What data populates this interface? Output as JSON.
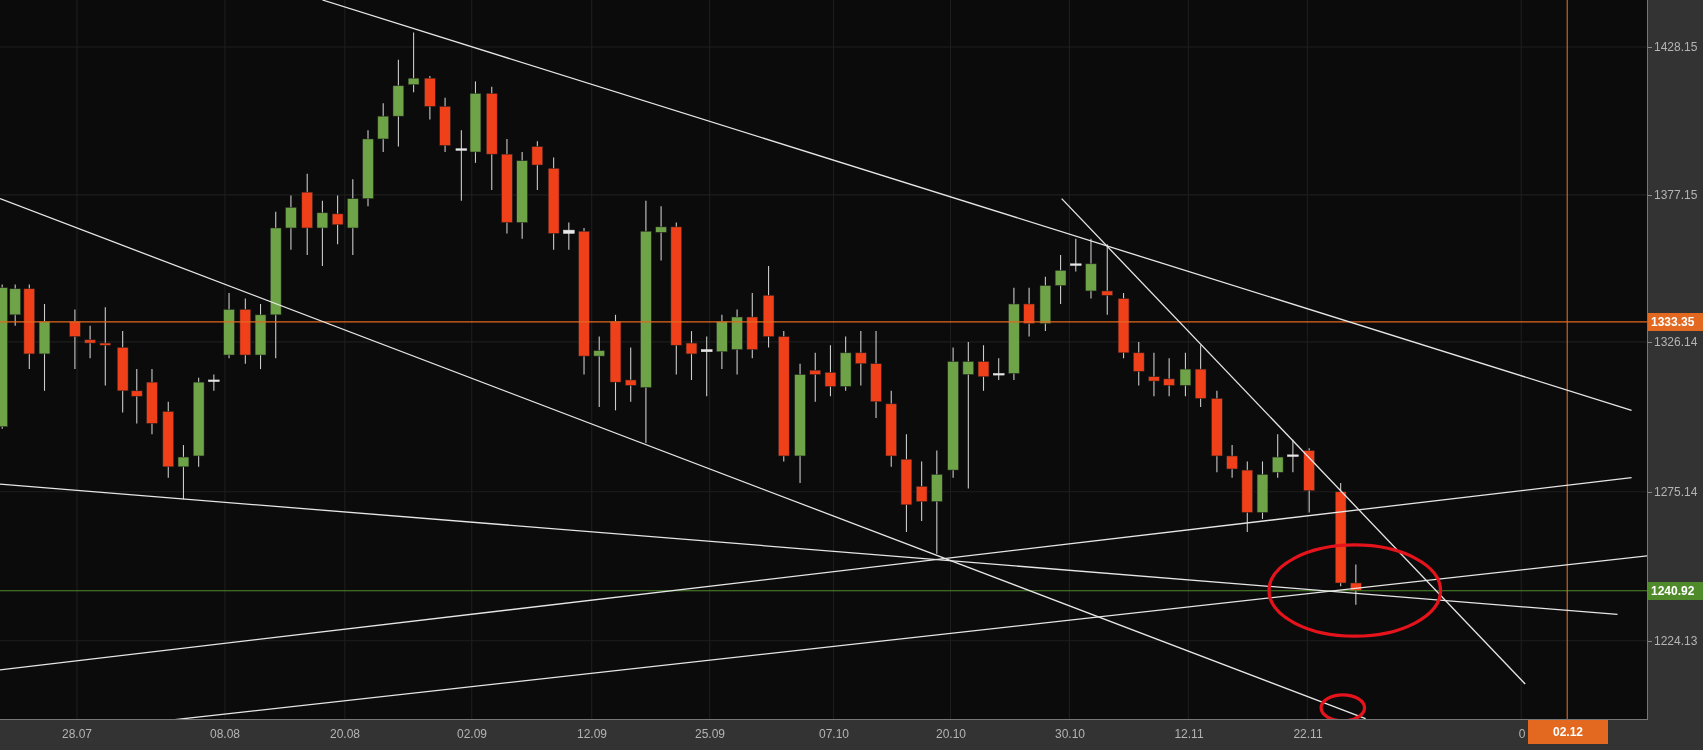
{
  "chart": {
    "price_labels": [
      "1428.15",
      "1377.15",
      "1326.14",
      "1275.14",
      "1224.13"
    ],
    "date_labels": [
      "28.07",
      "08.08",
      "20.08",
      "02.09",
      "12.09",
      "25.09",
      "07.10",
      "20.10",
      "30.10",
      "12.11",
      "22.11",
      "0"
    ],
    "price_markers": [
      {
        "label": "1333.35",
        "color": "#e2691f"
      },
      {
        "label": "1240.92",
        "color": "#4f8b2b"
      }
    ],
    "time_marker": {
      "label": "02.12",
      "color": "#e2691f"
    }
  }
}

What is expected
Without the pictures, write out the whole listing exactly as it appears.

Solved problem
What data populates this interface? Output as JSON.
{
  "chart": {
    "price_labels": [
      "1428.15",
      "1377.15",
      "1326.14",
      "1275.14",
      "1224.13"
    ],
    "date_labels": [
      "28.07",
      "08.08",
      "20.08",
      "02.09",
      "12.09",
      "25.09",
      "07.10",
      "20.10",
      "30.10",
      "12.11",
      "22.11",
      "0"
    ],
    "price_markers": [
      {
        "label": "1333.35",
        "color": "#e2691f"
      },
      {
        "label": "1240.92",
        "color": "#4f8b2b"
      }
    ],
    "time_marker": {
      "label": "02.12",
      "color": "#e2691f"
    }
  }
}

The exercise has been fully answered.